▶ [ASSIGNMENT]: When you spot the word "browser" in a line of the data below, copy that line.
= Beginning of Section =
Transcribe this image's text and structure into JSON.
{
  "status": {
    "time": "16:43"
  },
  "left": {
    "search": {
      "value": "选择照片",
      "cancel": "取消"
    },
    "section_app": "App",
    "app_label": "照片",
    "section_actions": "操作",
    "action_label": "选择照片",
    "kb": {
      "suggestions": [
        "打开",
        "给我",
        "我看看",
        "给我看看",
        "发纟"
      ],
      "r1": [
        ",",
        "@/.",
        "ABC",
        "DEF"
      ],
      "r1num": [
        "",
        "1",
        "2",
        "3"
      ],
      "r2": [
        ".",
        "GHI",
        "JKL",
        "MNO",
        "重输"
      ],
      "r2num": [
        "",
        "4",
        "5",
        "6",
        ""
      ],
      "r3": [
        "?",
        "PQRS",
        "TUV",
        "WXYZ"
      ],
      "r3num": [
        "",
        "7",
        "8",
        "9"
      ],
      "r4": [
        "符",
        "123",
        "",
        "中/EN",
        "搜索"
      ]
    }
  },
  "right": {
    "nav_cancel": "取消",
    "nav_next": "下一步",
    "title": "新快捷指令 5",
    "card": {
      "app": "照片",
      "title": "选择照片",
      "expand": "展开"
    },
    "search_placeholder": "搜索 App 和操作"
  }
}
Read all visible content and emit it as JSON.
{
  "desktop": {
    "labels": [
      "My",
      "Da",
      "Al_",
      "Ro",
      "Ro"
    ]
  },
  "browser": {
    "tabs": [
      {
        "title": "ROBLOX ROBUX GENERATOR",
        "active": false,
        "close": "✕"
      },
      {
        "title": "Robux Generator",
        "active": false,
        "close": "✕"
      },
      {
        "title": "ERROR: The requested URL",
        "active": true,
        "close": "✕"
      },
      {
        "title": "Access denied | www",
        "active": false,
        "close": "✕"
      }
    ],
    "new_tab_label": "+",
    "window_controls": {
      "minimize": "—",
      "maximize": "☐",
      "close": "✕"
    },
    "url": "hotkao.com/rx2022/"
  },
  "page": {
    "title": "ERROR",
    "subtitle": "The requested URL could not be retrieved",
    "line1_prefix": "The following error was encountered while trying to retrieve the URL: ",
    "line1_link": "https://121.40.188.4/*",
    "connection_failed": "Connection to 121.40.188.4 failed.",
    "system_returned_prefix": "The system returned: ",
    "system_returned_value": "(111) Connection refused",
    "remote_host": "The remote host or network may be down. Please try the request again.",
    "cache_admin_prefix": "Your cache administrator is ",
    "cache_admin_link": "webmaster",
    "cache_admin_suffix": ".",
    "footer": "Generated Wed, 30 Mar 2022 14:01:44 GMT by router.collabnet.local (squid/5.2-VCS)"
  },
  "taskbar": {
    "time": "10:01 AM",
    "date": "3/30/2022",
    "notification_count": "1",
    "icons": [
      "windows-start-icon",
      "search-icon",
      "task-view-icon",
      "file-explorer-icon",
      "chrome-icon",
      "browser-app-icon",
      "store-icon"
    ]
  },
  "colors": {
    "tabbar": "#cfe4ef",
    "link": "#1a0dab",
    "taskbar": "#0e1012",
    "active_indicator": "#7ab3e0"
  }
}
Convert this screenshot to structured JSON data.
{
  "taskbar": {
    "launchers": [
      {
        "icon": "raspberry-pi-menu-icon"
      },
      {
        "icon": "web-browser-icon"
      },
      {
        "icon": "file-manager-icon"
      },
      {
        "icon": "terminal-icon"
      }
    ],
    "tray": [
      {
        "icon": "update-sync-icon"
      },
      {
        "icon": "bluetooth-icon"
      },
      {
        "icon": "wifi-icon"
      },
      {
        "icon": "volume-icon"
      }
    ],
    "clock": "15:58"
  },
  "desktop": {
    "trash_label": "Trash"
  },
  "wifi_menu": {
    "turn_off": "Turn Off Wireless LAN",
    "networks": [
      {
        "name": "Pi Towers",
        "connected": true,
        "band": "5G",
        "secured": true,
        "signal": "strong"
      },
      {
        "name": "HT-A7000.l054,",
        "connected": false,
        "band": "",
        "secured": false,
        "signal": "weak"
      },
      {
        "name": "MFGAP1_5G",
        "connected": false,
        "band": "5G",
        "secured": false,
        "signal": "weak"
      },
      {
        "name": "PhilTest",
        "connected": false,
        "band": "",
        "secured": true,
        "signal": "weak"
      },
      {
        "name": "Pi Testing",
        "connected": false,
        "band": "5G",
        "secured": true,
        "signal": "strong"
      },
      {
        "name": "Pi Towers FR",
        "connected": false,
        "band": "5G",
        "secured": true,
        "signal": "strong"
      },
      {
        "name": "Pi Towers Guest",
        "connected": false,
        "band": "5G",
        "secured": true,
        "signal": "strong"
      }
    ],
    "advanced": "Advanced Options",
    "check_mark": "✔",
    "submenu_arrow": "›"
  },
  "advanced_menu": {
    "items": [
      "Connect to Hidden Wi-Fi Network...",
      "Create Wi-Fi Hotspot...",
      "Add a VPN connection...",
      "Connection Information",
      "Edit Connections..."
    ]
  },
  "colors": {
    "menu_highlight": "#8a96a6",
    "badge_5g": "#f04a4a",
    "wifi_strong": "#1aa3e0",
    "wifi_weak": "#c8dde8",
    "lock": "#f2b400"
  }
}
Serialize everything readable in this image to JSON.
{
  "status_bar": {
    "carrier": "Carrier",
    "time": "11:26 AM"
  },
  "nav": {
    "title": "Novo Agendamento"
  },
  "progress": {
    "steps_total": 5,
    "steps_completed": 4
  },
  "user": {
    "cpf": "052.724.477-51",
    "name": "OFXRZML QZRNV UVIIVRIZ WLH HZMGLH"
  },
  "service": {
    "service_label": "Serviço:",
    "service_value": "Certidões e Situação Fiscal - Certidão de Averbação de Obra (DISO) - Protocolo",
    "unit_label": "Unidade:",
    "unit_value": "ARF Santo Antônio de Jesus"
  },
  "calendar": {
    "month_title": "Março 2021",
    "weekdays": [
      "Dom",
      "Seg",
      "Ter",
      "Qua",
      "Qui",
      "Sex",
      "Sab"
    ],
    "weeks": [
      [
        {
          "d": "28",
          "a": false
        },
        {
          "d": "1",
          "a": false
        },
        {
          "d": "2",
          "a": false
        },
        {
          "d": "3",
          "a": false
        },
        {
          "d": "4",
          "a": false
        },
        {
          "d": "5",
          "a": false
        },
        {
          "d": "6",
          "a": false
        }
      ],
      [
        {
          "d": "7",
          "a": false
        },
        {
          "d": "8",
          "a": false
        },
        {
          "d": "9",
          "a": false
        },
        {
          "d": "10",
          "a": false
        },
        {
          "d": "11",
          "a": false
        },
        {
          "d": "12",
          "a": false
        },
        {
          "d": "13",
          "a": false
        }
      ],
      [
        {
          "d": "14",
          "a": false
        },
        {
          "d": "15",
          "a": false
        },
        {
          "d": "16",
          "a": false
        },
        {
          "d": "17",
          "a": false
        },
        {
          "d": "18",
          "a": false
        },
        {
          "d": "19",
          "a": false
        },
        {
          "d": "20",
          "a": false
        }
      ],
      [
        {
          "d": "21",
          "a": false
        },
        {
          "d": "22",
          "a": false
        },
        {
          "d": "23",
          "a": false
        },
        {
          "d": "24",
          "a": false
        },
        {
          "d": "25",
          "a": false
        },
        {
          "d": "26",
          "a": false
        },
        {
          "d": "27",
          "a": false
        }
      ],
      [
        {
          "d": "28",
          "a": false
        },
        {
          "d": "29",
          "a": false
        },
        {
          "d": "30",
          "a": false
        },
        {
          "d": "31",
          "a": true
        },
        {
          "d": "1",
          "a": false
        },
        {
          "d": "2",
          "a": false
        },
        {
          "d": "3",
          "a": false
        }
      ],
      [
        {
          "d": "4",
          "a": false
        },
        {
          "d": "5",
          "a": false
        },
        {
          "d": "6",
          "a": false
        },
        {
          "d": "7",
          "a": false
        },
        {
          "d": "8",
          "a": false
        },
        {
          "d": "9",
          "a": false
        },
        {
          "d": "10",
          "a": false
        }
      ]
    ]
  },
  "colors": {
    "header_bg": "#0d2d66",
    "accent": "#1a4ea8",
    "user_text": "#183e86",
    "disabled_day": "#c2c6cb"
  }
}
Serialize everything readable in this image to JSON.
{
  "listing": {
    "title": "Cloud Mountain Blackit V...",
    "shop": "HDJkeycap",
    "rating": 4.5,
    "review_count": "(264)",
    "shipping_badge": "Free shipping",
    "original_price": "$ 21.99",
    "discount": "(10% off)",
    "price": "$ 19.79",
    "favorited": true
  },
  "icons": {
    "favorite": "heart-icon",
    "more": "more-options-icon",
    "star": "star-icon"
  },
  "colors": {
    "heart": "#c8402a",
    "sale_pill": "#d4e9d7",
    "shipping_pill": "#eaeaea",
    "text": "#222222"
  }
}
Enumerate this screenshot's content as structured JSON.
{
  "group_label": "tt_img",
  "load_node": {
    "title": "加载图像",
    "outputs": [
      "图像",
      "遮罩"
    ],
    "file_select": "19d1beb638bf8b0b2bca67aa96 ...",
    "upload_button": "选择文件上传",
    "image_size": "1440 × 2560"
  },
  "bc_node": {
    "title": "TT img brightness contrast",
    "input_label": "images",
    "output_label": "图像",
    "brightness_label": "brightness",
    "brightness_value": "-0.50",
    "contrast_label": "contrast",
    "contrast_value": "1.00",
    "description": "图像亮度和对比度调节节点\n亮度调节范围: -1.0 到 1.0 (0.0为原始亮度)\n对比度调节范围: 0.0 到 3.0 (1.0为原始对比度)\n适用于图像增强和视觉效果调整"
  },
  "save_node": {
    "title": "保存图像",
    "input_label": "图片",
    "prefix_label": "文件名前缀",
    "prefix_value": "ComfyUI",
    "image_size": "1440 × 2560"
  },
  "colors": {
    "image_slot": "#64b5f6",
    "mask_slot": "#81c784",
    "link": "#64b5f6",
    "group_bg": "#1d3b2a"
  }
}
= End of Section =
▶ [REPLY TO THE EXERCISE]:
  "browser": {
      "browser-app-icon",
        "icon": "web-browser-icon"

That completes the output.